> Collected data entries
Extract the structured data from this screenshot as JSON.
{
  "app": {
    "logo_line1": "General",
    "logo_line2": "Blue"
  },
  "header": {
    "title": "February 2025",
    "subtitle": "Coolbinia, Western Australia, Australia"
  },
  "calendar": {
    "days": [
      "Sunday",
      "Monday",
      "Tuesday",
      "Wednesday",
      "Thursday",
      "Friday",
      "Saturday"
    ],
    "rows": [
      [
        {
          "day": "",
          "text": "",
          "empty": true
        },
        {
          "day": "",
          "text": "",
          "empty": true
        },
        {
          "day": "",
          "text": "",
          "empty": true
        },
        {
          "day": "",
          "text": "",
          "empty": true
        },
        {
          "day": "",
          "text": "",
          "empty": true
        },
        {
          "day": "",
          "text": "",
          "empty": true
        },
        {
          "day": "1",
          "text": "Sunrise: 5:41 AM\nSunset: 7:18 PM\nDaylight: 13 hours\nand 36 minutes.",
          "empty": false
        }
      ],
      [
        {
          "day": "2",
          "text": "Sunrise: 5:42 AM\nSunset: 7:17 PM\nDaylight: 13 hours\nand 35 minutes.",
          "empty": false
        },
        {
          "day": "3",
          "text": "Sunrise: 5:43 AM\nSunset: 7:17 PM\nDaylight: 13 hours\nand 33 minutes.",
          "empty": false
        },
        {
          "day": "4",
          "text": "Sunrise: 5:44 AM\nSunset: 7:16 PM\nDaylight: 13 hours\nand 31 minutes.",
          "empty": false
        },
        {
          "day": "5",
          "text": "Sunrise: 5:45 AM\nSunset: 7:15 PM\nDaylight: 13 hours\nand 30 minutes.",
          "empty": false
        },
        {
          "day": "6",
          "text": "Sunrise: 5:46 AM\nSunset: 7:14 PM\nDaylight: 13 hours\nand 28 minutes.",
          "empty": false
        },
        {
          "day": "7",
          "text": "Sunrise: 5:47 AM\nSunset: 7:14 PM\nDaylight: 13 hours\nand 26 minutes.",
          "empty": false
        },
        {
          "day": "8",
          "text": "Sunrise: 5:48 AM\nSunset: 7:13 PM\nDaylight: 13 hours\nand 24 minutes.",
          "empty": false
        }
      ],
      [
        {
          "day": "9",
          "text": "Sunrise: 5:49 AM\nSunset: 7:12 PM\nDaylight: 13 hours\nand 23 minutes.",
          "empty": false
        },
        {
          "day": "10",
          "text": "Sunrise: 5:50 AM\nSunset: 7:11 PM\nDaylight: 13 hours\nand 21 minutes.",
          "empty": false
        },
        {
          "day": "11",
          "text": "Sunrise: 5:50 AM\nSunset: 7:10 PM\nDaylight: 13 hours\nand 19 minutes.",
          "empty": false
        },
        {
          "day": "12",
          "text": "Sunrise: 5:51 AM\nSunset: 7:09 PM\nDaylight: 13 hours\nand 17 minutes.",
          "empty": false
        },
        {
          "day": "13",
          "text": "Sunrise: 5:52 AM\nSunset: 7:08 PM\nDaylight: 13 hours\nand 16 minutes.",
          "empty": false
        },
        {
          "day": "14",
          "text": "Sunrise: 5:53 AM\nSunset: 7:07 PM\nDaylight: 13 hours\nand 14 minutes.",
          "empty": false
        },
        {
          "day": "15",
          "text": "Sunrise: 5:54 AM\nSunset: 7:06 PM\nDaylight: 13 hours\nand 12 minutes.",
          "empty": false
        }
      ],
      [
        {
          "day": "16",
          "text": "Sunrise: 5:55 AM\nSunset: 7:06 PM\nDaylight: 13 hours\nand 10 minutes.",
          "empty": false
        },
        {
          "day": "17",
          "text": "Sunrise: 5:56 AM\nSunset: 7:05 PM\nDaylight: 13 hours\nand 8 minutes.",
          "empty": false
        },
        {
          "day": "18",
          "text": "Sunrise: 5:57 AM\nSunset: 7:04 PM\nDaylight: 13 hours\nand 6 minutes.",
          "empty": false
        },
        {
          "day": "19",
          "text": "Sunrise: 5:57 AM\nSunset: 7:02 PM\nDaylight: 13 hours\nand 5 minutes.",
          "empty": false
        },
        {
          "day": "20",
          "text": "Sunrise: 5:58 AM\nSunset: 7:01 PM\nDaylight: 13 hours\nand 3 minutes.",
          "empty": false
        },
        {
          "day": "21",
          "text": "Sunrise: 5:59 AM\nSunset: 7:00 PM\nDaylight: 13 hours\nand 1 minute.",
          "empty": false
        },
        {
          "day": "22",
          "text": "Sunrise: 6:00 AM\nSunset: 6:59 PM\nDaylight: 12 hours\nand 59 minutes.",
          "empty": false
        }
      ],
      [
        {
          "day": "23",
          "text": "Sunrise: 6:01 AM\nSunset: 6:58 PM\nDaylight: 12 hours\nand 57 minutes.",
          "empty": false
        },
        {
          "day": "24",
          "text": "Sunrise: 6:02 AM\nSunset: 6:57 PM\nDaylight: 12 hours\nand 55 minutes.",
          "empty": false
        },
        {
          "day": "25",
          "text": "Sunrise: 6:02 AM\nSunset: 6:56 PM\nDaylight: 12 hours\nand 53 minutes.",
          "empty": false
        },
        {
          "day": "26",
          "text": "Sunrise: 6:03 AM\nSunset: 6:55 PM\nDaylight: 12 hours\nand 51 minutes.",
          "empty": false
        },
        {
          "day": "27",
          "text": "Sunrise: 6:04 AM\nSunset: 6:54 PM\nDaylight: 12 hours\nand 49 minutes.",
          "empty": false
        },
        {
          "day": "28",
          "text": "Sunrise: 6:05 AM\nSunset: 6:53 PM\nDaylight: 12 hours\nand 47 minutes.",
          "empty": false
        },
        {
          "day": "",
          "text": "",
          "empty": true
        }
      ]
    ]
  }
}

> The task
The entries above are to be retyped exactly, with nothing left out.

> Your response
Extract the structured data from this screenshot as JSON.
{
  "app": {
    "logo_line1": "General",
    "logo_line2": "Blue"
  },
  "header": {
    "title": "February 2025",
    "subtitle": "Coolbinia, Western Australia, Australia"
  },
  "calendar": {
    "days": [
      "Sunday",
      "Monday",
      "Tuesday",
      "Wednesday",
      "Thursday",
      "Friday",
      "Saturday"
    ],
    "rows": [
      [
        {
          "day": "",
          "text": "",
          "empty": true
        },
        {
          "day": "",
          "text": "",
          "empty": true
        },
        {
          "day": "",
          "text": "",
          "empty": true
        },
        {
          "day": "",
          "text": "",
          "empty": true
        },
        {
          "day": "",
          "text": "",
          "empty": true
        },
        {
          "day": "",
          "text": "",
          "empty": true
        },
        {
          "day": "1",
          "text": "Sunrise: 5:41 AM\nSunset: 7:18 PM\nDaylight: 13 hours\nand 36 minutes.",
          "empty": false
        }
      ],
      [
        {
          "day": "2",
          "text": "Sunrise: 5:42 AM\nSunset: 7:17 PM\nDaylight: 13 hours\nand 35 minutes.",
          "empty": false
        },
        {
          "day": "3",
          "text": "Sunrise: 5:43 AM\nSunset: 7:17 PM\nDaylight: 13 hours\nand 33 minutes.",
          "empty": false
        },
        {
          "day": "4",
          "text": "Sunrise: 5:44 AM\nSunset: 7:16 PM\nDaylight: 13 hours\nand 31 minutes.",
          "empty": false
        },
        {
          "day": "5",
          "text": "Sunrise: 5:45 AM\nSunset: 7:15 PM\nDaylight: 13 hours\nand 30 minutes.",
          "empty": false
        },
        {
          "day": "6",
          "text": "Sunrise: 5:46 AM\nSunset: 7:14 PM\nDaylight: 13 hours\nand 28 minutes.",
          "empty": false
        },
        {
          "day": "7",
          "text": "Sunrise: 5:47 AM\nSunset: 7:14 PM\nDaylight: 13 hours\nand 26 minutes.",
          "empty": false
        },
        {
          "day": "8",
          "text": "Sunrise: 5:48 AM\nSunset: 7:13 PM\nDaylight: 13 hours\nand 24 minutes.",
          "empty": false
        }
      ],
      [
        {
          "day": "9",
          "text": "Sunrise: 5:49 AM\nSunset: 7:12 PM\nDaylight: 13 hours\nand 23 minutes.",
          "empty": false
        },
        {
          "day": "10",
          "text": "Sunrise: 5:50 AM\nSunset: 7:11 PM\nDaylight: 13 hours\nand 21 minutes.",
          "empty": false
        },
        {
          "day": "11",
          "text": "Sunrise: 5:50 AM\nSunset: 7:10 PM\nDaylight: 13 hours\nand 19 minutes.",
          "empty": false
        },
        {
          "day": "12",
          "text": "Sunrise: 5:51 AM\nSunset: 7:09 PM\nDaylight: 13 hours\nand 17 minutes.",
          "empty": false
        },
        {
          "day": "13",
          "text": "Sunrise: 5:52 AM\nSunset: 7:08 PM\nDaylight: 13 hours\nand 16 minutes.",
          "empty": false
        },
        {
          "day": "14",
          "text": "Sunrise: 5:53 AM\nSunset: 7:07 PM\nDaylight: 13 hours\nand 14 minutes.",
          "empty": false
        },
        {
          "day": "15",
          "text": "Sunrise: 5:54 AM\nSunset: 7:06 PM\nDaylight: 13 hours\nand 12 minutes.",
          "empty": false
        }
      ],
      [
        {
          "day": "16",
          "text": "Sunrise: 5:55 AM\nSunset: 7:06 PM\nDaylight: 13 hours\nand 10 minutes.",
          "empty": false
        },
        {
          "day": "17",
          "text": "Sunrise: 5:56 AM\nSunset: 7:05 PM\nDaylight: 13 hours\nand 8 minutes.",
          "empty": false
        },
        {
          "day": "18",
          "text": "Sunrise: 5:57 AM\nSunset: 7:04 PM\nDaylight: 13 hours\nand 6 minutes.",
          "empty": false
        },
        {
          "day": "19",
          "text": "Sunrise: 5:57 AM\nSunset: 7:02 PM\nDaylight: 13 hours\nand 5 minutes.",
          "empty": false
        },
        {
          "day": "20",
          "text": "Sunrise: 5:58 AM\nSunset: 7:01 PM\nDaylight: 13 hours\nand 3 minutes.",
          "empty": false
        },
        {
          "day": "21",
          "text": "Sunrise: 5:59 AM\nSunset: 7:00 PM\nDaylight: 13 hours\nand 1 minute.",
          "empty": false
        },
        {
          "day": "22",
          "text": "Sunrise: 6:00 AM\nSunset: 6:59 PM\nDaylight: 12 hours\nand 59 minutes.",
          "empty": false
        }
      ],
      [
        {
          "day": "23",
          "text": "Sunrise: 6:01 AM\nSunset: 6:58 PM\nDaylight: 12 hours\nand 57 minutes.",
          "empty": false
        },
        {
          "day": "24",
          "text": "Sunrise: 6:02 AM\nSunset: 6:57 PM\nDaylight: 12 hours\nand 55 minutes.",
          "empty": false
        },
        {
          "day": "25",
          "text": "Sunrise: 6:02 AM\nSunset: 6:56 PM\nDaylight: 12 hours\nand 53 minutes.",
          "empty": false
        },
        {
          "day": "26",
          "text": "Sunrise: 6:03 AM\nSunset: 6:55 PM\nDaylight: 12 hours\nand 51 minutes.",
          "empty": false
        },
        {
          "day": "27",
          "text": "Sunrise: 6:04 AM\nSunset: 6:54 PM\nDaylight: 12 hours\nand 49 minutes.",
          "empty": false
        },
        {
          "day": "28",
          "text": "Sunrise: 6:05 AM\nSunset: 6:53 PM\nDaylight: 12 hours\nand 47 minutes.",
          "empty": false
        },
        {
          "day": "",
          "text": "",
          "empty": true
        }
      ]
    ]
  }
}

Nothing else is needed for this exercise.